On the whole, the life estate may be falling out of use for a number of reasons and being replaced by the much more fluid instrument of the trust. But, the life estate still captures, from time to time, our instincts regarding how property is to pass from one generation to another and that is why it is still relevant even for an estate planner who uses it very rarely. It helps us to ask and to get the answer to very difficult questions, which is part of the act of estate planning. Both the client and the attorney must face tough questions, and the life estate (even if it is sometimes regarded as a legal relic of the past) tells us how people used to answer questions of intra-generational wealth transfer and why. We may use different instruments to bring about our legal ends (or we may not), but even if we do, the life-estate still has relevance in helping us think about the questions that underlie the choices to be made in estate planning.


Will the Real Beneficiary of Your 401(k) Please Stand Up

401(k)If it has been awhile since you last looked at the designation-form for your 401(k), you may be in for a surprise. As the years, since you designated a beneficiary, life has tossed some curves and changes. Without a good review, with a legal advisor, you may find that your retirement savings are going to a person that you’d rather not see them go to. It happens.

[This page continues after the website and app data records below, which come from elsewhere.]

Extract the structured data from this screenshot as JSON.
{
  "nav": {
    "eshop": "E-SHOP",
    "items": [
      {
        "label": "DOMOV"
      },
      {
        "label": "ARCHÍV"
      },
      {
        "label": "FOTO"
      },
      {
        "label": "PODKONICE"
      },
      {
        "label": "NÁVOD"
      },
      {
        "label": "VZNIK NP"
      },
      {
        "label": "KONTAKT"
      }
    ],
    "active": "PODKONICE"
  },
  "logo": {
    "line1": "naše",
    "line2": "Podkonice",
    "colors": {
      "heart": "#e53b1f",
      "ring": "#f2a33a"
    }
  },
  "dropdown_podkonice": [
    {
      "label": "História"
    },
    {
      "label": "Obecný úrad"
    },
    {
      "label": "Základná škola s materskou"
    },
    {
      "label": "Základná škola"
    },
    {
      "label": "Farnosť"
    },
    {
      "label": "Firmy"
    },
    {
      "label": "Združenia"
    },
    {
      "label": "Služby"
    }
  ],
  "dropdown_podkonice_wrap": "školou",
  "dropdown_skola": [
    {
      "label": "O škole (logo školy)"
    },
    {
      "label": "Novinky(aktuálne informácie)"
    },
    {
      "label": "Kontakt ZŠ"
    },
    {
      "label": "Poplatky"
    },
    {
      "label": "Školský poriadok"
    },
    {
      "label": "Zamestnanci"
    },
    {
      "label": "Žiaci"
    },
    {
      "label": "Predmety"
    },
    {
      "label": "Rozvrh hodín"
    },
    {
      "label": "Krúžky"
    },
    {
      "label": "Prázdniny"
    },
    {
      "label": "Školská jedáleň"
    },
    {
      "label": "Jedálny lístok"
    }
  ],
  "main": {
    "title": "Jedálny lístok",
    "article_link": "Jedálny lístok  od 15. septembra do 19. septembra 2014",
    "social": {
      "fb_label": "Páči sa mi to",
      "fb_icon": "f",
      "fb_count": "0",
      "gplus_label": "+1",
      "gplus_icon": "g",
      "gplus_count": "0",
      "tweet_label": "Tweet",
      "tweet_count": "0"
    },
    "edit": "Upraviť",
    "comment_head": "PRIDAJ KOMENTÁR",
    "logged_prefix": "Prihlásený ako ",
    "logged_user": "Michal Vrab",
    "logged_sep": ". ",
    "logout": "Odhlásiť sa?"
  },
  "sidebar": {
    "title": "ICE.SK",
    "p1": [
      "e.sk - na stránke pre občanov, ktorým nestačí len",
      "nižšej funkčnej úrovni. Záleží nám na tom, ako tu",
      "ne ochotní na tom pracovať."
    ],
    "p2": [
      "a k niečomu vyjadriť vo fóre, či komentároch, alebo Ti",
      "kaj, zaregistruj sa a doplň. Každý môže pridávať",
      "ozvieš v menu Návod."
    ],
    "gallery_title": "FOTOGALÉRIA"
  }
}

The wealthy telemarketer died suddenly last month. His last will and testament said that his estate was to go to his children and his new wife. Much of his money was in his 401(k) retirement plan. The ultimate recipient of those monies isn’t determined by his will and wishes. The recipient is determined by whose name was scrawled on the designation form years ago. His ex-wife of 22 years got all of his money.

It is a situation that happens frequently but is little-understood. A lifetime of putting money away is determined by what you inked on the document years ago when you designated your beneficiaries. If you haven’t updated the paperwork to reflect changes in life, you possibly will not be able to leave your wealth to the heirs of your choice. Instead, you could be leaving them a financial nightmare.

The executive who died could have asked his ex to sign a waiver and then name his children as the recipients of his 401(k). Since he failed to do that, his ex inherits it. By forgetting to update his forms, the executive basically disinherited his children and left his current wife penniless.

Law professors at Benjamin N. Cardoza School of Law in New York released a study which sheds light on the situation. Most Americans think their retirement will be divided along the lines laid out in their will — as are their other assets. Actually, the beneficiary of retirement savings is normally determined by what is said on beneficiary-designation forms that many people have either forgotten or lost.

With $6.5 trillion in IRAs, the amount of money is huge. Another $5.9 trillion in 401(k)s that may — or may not — go to the intended recipient. If you accidentally leave a former spouse designed as the beneficiary of your 401(k), they will be given the money from the fund, even if your will stipulates that those assets are excluded from the divorce settlement.

Lauren Lindsay, financial planning director at Personal Financial Advisors, worked with an insurance executive who had four children. He had given so much money to one child to help her fund a business that he told all of the children, including her, that it would not be fair to give her more. The insurance executive told Ms. Lindsay that he would be changing the designation forms on his 401(k) so the other three would inherit the money. Before he could get a chance to complete the changes, he was killed in an auto accident. His daughter, the one he had helped financially, was given 25 percent of his retirement assets.

It is past time that firms overhaul the rigid and outdated forms. Until they do, you need to double check how you filled those forms out years ago. A good attorney can help spot any discrepancies between your life now and how you saw it then.